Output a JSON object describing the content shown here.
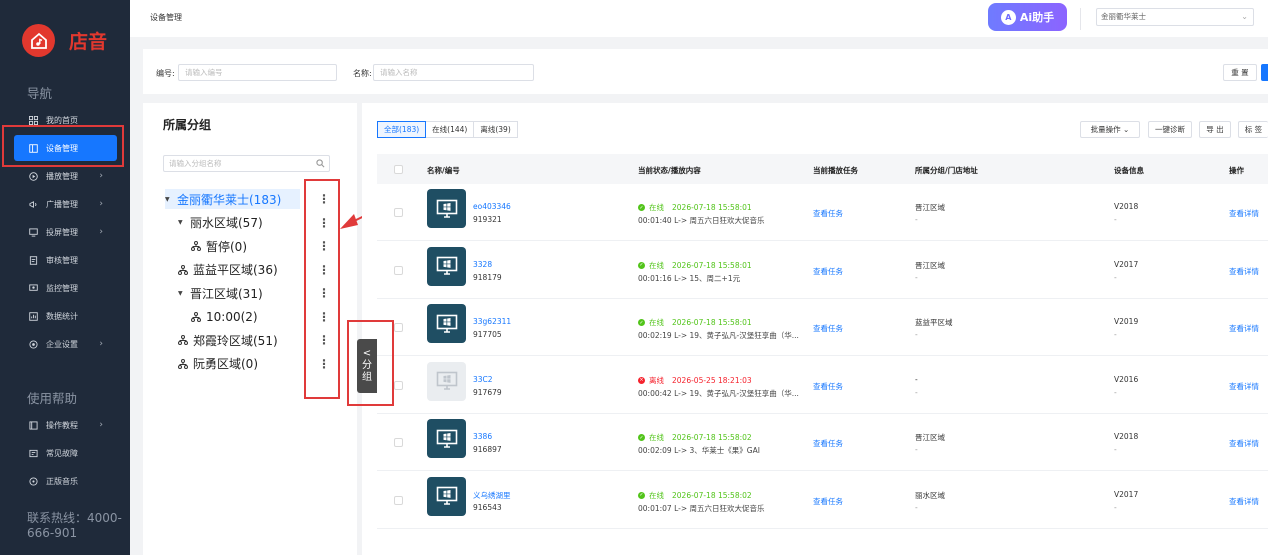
{
  "brand": {
    "name": "店音",
    "accent": "#e2382e"
  },
  "sidebar": {
    "nav_title": "导航",
    "items": [
      {
        "label": "我的首页",
        "icon": "grid-icon",
        "arrow": false,
        "active": false
      },
      {
        "label": "设备管理",
        "icon": "device-icon",
        "arrow": false,
        "active": true
      },
      {
        "label": "播放管理",
        "icon": "play-icon",
        "arrow": true,
        "active": false
      },
      {
        "label": "广播管理",
        "icon": "broadcast-icon",
        "arrow": true,
        "active": false
      },
      {
        "label": "投屏管理",
        "icon": "screen-cast-icon",
        "arrow": true,
        "active": false
      },
      {
        "label": "审核管理",
        "icon": "audit-icon",
        "arrow": false,
        "active": false
      },
      {
        "label": "监控管理",
        "icon": "monitor-icon",
        "arrow": false,
        "active": false
      },
      {
        "label": "数据统计",
        "icon": "stats-icon",
        "arrow": false,
        "active": false
      },
      {
        "label": "企业设置",
        "icon": "settings-icon",
        "arrow": true,
        "active": false
      }
    ],
    "help_title": "使用帮助",
    "help_items": [
      {
        "label": "操作教程",
        "icon": "tutorial-icon",
        "arrow": true
      },
      {
        "label": "常见故障",
        "icon": "faq-icon",
        "arrow": false
      },
      {
        "label": "正版音乐",
        "icon": "music-icon",
        "arrow": false
      }
    ],
    "hotline": "联系热线：4000-666-901",
    "arrow_glyph": "›"
  },
  "header": {
    "breadcrumb": "设备管理",
    "ai_label": "Ai助手",
    "ai_glyph": "A",
    "store": "金丽衢华莱士",
    "chevron": "⌄"
  },
  "filter": {
    "code_label": "编号:",
    "code_placeholder": "请输入编号",
    "name_label": "名称:",
    "name_placeholder": "请输入名称",
    "reset": "重 置"
  },
  "tree": {
    "title": "所属分组",
    "search_placeholder": "请输入分组名称",
    "caret": "▼",
    "kebab": "⋮",
    "nodes": [
      {
        "label": "金丽衢华莱士(183)",
        "caret": true,
        "icon": false,
        "selected": true
      },
      {
        "label": "丽水区域(57)",
        "caret": true,
        "icon": false,
        "selected": false
      },
      {
        "label": "暂停(0)",
        "caret": false,
        "icon": true,
        "selected": false
      },
      {
        "label": "蓝益平区域(36)",
        "caret": false,
        "icon": true,
        "selected": false
      },
      {
        "label": "晋江区域(31)",
        "caret": true,
        "icon": false,
        "selected": false
      },
      {
        "label": "10:00(2)",
        "caret": false,
        "icon": true,
        "selected": false
      },
      {
        "label": "郑霞玲区域(51)",
        "caret": false,
        "icon": true,
        "selected": false
      },
      {
        "label": "阮勇区域(0)",
        "caret": false,
        "icon": true,
        "selected": false
      }
    ],
    "collapse_chevron": "<",
    "collapse_label_1": "分",
    "collapse_label_2": "组"
  },
  "main": {
    "tabs": [
      "全部(183)",
      "在线(144)",
      "离线(39)"
    ],
    "actions": {
      "batch": "批量操作",
      "diagnose": "一键诊断",
      "export": "导 出",
      "tag": "标 签"
    },
    "columns": [
      "名称/编号",
      "当前状态/播放内容",
      "当前播放任务",
      "所属分组/门店地址",
      "设备信息",
      "操作"
    ],
    "rows": [
      {
        "code": "eo403346",
        "number": "919321",
        "online": true,
        "status": "在线",
        "time": "2026-07-18 15:58:01",
        "playing": "00:01:40 L-> 周五六日狂欢大促音乐",
        "task": "查看任务",
        "region": "晋江区域",
        "region_sub": "-",
        "version": "V2018",
        "version_sub": "-",
        "action": "查看详情"
      },
      {
        "code": "3328",
        "number": "918179",
        "online": true,
        "status": "在线",
        "time": "2026-07-18 15:58:01",
        "playing": "00:01:16 L-> 15、周二+1元",
        "task": "查看任务",
        "region": "晋江区域",
        "region_sub": "-",
        "version": "V2017",
        "version_sub": "-",
        "action": "查看详情"
      },
      {
        "code": "33g62311",
        "number": "917705",
        "online": true,
        "status": "在线",
        "time": "2026-07-18 15:58:01",
        "playing": "00:02:19 L-> 19、黄子弘凡-汉堡狂享曲（华...",
        "task": "查看任务",
        "region": "蓝益平区域",
        "region_sub": "-",
        "version": "V2019",
        "version_sub": "-",
        "action": "查看详情"
      },
      {
        "code": "33C2",
        "number": "917679",
        "online": false,
        "status": "离线",
        "time": "2026-05-25 18:21:03",
        "playing": "00:00:42 L-> 19、黄子弘凡-汉堡狂享曲（华...",
        "task": "查看任务",
        "region": "-",
        "region_sub": "-",
        "version": "V2016",
        "version_sub": "-",
        "action": "查看详情"
      },
      {
        "code": "3386",
        "number": "916897",
        "online": true,
        "status": "在线",
        "time": "2026-07-18 15:58:02",
        "playing": "00:02:09 L-> 3、华莱士《果》GAI",
        "task": "查看任务",
        "region": "晋江区域",
        "region_sub": "-",
        "version": "V2018",
        "version_sub": "-",
        "action": "查看详情"
      },
      {
        "code": "义乌绣湖里",
        "number": "916543",
        "online": true,
        "status": "在线",
        "time": "2026-07-18 15:58:02",
        "playing": "00:01:07 L-> 周五六日狂欢大促音乐",
        "task": "查看任务",
        "region": "丽水区域",
        "region_sub": "-",
        "version": "V2017",
        "version_sub": "-",
        "action": "查看详情"
      }
    ]
  },
  "colors": {
    "primary": "#1677ff",
    "online": "#52c41a",
    "offline": "#f5222d",
    "sidebar_bg": "#1f2a3a",
    "annotation": "#e03a3a"
  }
}
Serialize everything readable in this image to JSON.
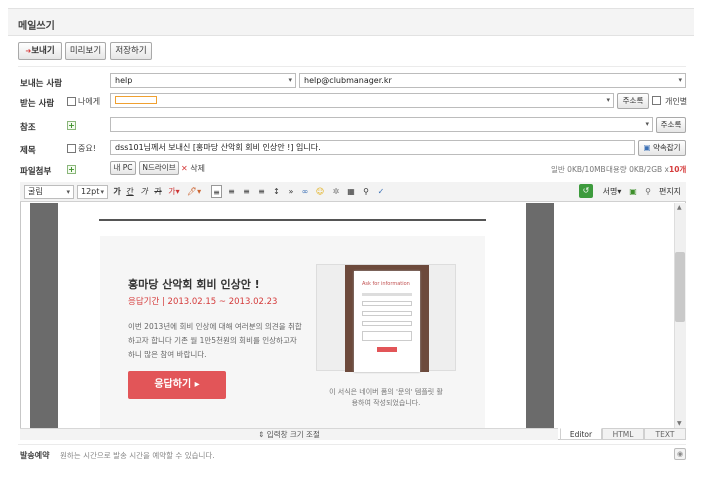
{
  "window": {
    "title": "메일쓰기"
  },
  "toolbar": {
    "send": "보내기",
    "preview": "미리보기",
    "save": "저장하기"
  },
  "form": {
    "sender_label": "보내는 사람",
    "sender_name": "help",
    "sender_email": "help@clubmanager.kr",
    "recipient_label": "받는 사람",
    "self_send": "나에게",
    "recipient_value": "",
    "address_book": "주소록",
    "individual": "개인별",
    "cc_label": "참조",
    "cc_value": "",
    "subject_label": "제목",
    "important": "중요!",
    "subject_value": "dss101님께서 보내신 [홍마당 산악회 회비 인상안 !] 입니다.",
    "signature_button": "약속잡기",
    "attach_label": "파일첨부",
    "my_pc": "내 PC",
    "n_drive": "N드라이브",
    "delete": "삭제",
    "attach_info_normal": "일반 0KB/10MB",
    "attach_info_large_prefix": "대용량 0KB/2GB x",
    "attach_info_large_count": "10개"
  },
  "editor_toolbar": {
    "font": "굴림",
    "size": "12pt",
    "signature": "서명",
    "letter": "편지지"
  },
  "content": {
    "heading": "홍마당 산악회 회비 인상안 !",
    "period": "응답기간 | 2013.02.15 ~ 2013.02.23",
    "body": "이번 2013년에 회비 인상에 대해 여러분의 의견을 취합하고자 합니다 기존 월 1만5천원의 회비를 인상하고자 하니 많은 참여 바랍니다.",
    "respond_button": "응답하기 ▸",
    "preview_title": "Ask for information",
    "footnote": "이 서식은 네이버 폼의 '문의' 템플릿 활용하여 작성되었습니다."
  },
  "editor_footer": {
    "resize": "⇕ 입력창 크기 조절",
    "tabs": [
      "Editor",
      "HTML",
      "TEXT"
    ]
  },
  "reserve": {
    "label": "발송예약",
    "text": "원하는 시간으로 발송 시간을 예약할 수 있습니다."
  },
  "colors": {
    "accent_red": "#d53b3b",
    "button_red": "#e25558",
    "brand_green": "#3d8f2a"
  }
}
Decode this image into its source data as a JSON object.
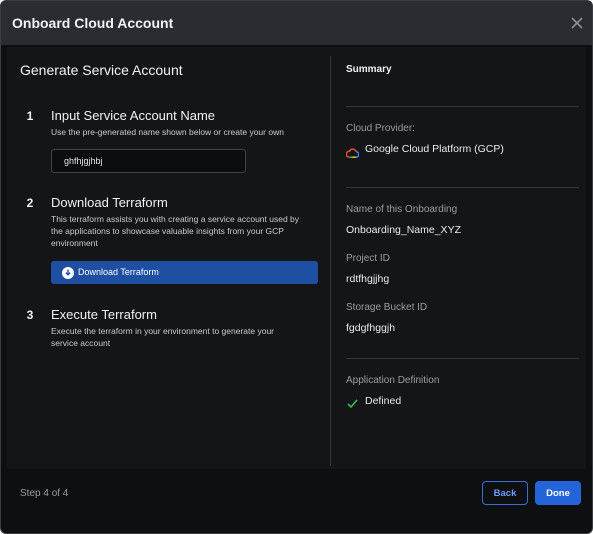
{
  "modal": {
    "title": "Onboard Cloud Account"
  },
  "left": {
    "title": "Generate Service Account",
    "steps": [
      {
        "number": "1",
        "title": "Input Service Account Name",
        "description": "Use the pre-generated name shown below or create your own"
      },
      {
        "number": "2",
        "title": "Download Terraform",
        "description_lines": [
          "This terraform assists you with creating a service account used by",
          "the applications to showcase valuable insights from your GCP",
          "environment"
        ]
      },
      {
        "number": "3",
        "title": "Execute Terraform",
        "description_lines": [
          "Execute the terraform in your environment to generate your",
          "service account"
        ]
      }
    ],
    "service_account_name": {
      "value": "ghfhjgjhbj",
      "placeholder": ""
    },
    "download_button_label": "Download Terraform"
  },
  "summary": {
    "title": "Summary",
    "cloud_provider_label": "Cloud Provider:",
    "cloud_provider_value": "Google Cloud Platform (GCP)",
    "onboarding_name_label": "Name of this Onboarding",
    "onboarding_name_value": "Onboarding_Name_XYZ",
    "project_id_label": "Project ID",
    "project_id_value": "rdtfhgjjhg",
    "bucket_id_label": "Storage Bucket ID",
    "bucket_id_value": "fgdgfhggjh",
    "app_def_label": "Application Definition",
    "app_def_value": "Defined"
  },
  "footer": {
    "step_text": "Step 4 of 4",
    "back_label": "Back",
    "done_label": "Done"
  },
  "icons": {
    "close": "close-icon",
    "download": "download-icon",
    "gcp": "google-cloud-icon",
    "check": "check-icon"
  },
  "colors": {
    "primary_button": "#2563d8",
    "download_button": "#1f4fa3",
    "success_check": "#3fb950"
  }
}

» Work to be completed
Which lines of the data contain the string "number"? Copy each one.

» Expected answer
        "number": "919321",
        "number": "918179",
        "number": "917705",
        "number": "917679",
        "number": "916897",
        "number": "916543",
        "number": "1",
        "number": "2",
        "number": "3",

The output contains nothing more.